WORK ITEM:
Write every record below out exactly; no images.

─── DATA UNDER STUDY

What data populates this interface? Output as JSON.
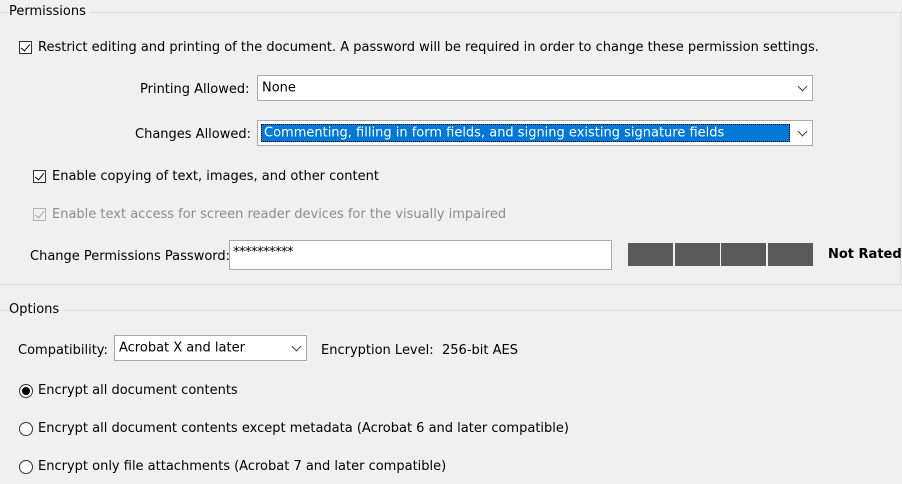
{
  "permissions": {
    "title": "Permissions",
    "restrict_label": "Restrict editing and printing of the document. A password will be required in order to change these permission settings.",
    "restrict_checked": true,
    "printing_label": "Printing Allowed:",
    "printing_value": "None",
    "changes_label": "Changes Allowed:",
    "changes_value": "Commenting, filling in form fields, and signing existing signature fields",
    "copy_label": "Enable copying of text, images, and other content",
    "copy_checked": true,
    "screenreader_label": "Enable text access for screen reader devices for the visually impaired",
    "screenreader_checked": true,
    "screenreader_disabled": true,
    "password_label": "Change Permissions Password:",
    "password_value": "**********",
    "strength_text": "Not Rated",
    "strength_segments": 4
  },
  "options": {
    "title": "Options",
    "compatibility_label": "Compatibility:",
    "compatibility_value": "Acrobat X and later",
    "encryption_label": "Encryption  Level:",
    "encryption_value": "256-bit AES",
    "radios": [
      {
        "label": "Encrypt all document contents",
        "checked": true
      },
      {
        "label": "Encrypt all document contents except metadata (Acrobat 6 and later compatible)",
        "checked": false
      },
      {
        "label": "Encrypt only file attachments (Acrobat 7 and later compatible)",
        "checked": false
      }
    ]
  },
  "colors": {
    "selection": "#0078d7",
    "meter": "#5a5a5a",
    "background": "#f0f0f0"
  }
}
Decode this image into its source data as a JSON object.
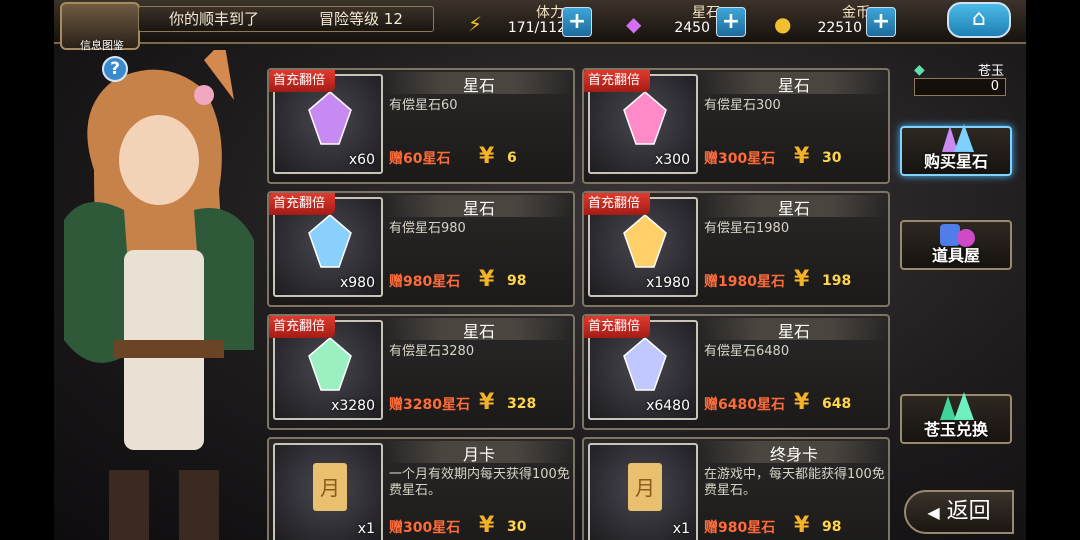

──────

ANSWER TO THE PROBLEM:
What data populates this interface? Output as JSON.
{
  "permissions": {
    "title": "Permissions",
    "restrict_label": "Restrict editing and printing of the document. A password will be required in order to change these permission settings.",
    "restrict_checked": true,
    "printing_label": "Printing Allowed:",
    "printing_value": "None",
    "changes_label": "Changes Allowed:",
    "changes_value": "Commenting, filling in form fields, and signing existing signature fields",
    "copy_label": "Enable copying of text, images, and other content",
    "copy_checked": true,
    "screenreader_label": "Enable text access for screen reader devices for the visually impaired",
    "screenreader_checked": true,
    "screenreader_disabled": true,
    "password_label": "Change Permissions Password:",
    "password_value": "**********",
    "strength_text": "Not Rated",
    "strength_segments": 4
  },
  "options": {
    "title": "Options",
    "compatibility_label": "Compatibility:",
    "compatibility_value": "Acrobat X and later",
    "encryption_label": "Encryption  Level:",
    "encryption_value": "256-bit AES",
    "radios": [
      {
        "label": "Encrypt all document contents",
        "checked": true
      },
      {
        "label": "Encrypt all document contents except metadata (Acrobat 6 and later compatible)",
        "checked": false
      },
      {
        "label": "Encrypt only file attachments (Acrobat 7 and later compatible)",
        "checked": false
      }
    ]
  },
  "colors": {
    "selection": "#0078d7",
    "meter": "#5a5a5a",
    "background": "#f0f0f0"
  }
}
Decode this image into its source data as a JSON object.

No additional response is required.